Me: I’m most definitely not Chinese.
Vietnam was a vassal to China—beholden—and Lunar New Year is probably one of the influences that came from that sprawling kingdom, which also donated a whole bunch of other stuff, including its ideograms. But like all things that Vietnamese have come to borrow, we have tweaked the Lunar New Year.
Take the Chinese zodiac. They have twelve animals and so do we. But they have the rabbit; we have the cat. The cat is actually a pun that plays off the similarity in sound that the word cat and rabbit have in Vietnamese…and so we have evolved our own peculiar zodiac.
This is the essence of Vietnamese spirit. If I could package it in gleaming little tins and sell it at a farmer’s market, I would name it Adaptability. “Come and get your Adaptability.” You can use it for anything. “Sauces. Juices. Preserves.”
Vietnamese Lunar New Year traditionally is a one-month wind-up, so it has a fever pitch that reminds me of Mardi Gras, Christmas, New Years—all rolled into one. It is also everybody’s official birthday…the moment all folks, no matter their true birth date, technically age by an additional year.
This is when we kill a big fat pig, settle scores, clean house. All debts come due.
When I first revisited Vietnam, I came back as an illegal immigrant at the ripe age of 21. The United States had had a twenty year embargo. And this meant that I never got to meet friends and family.
My grandparents were simply pictures to me.
So I knew what I had to do: as soon as I graduated from college, I took my savings and went on a four month trip to Vietnam—to see the alien birthplace that was so much a part of me. Of course, my parents objected. “It’s illegal,” my mom pointed out. “You could be sent to prison.”
This was not paranoia, either. My father was a high ranking officer in the Vietnamese Army and his name was still on lists. Both of my Uncles had been in reeducation camps—prisons—for almost two decades. And they were nowhere near as important as my father.
But I went anyway and, in the eyes of a young man, it made the journey seem even more adventurous, romantic. I imagined myself in a trench coat like in those black and white World War I movies. I took up smoking because I thought a match held close to the face made for great lighting in the camera that is the mind’s eye.

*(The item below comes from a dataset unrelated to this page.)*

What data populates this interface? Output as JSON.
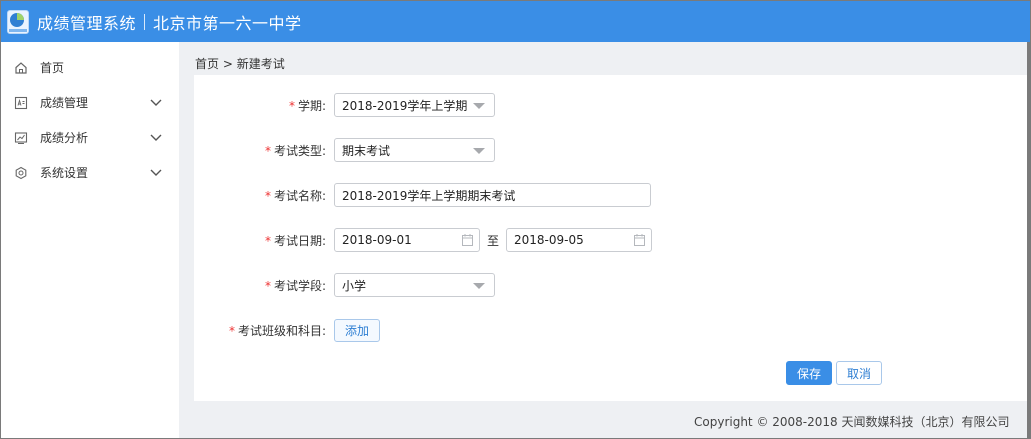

I planned the trip to coincide with the Vietnamese New Year—Tet—because I knew it was a big deal. And it was. It was such a big deal that Bill Clinton chose that exact event to announce that America would finally end the embargo—that we would begin full diplomatic relations with the United States—and just like that: I was no longer an illegal immigrant. I was made legitimate.
And this legitimacy was announced by the pop of fireworks that did not end for days. Happy New Year!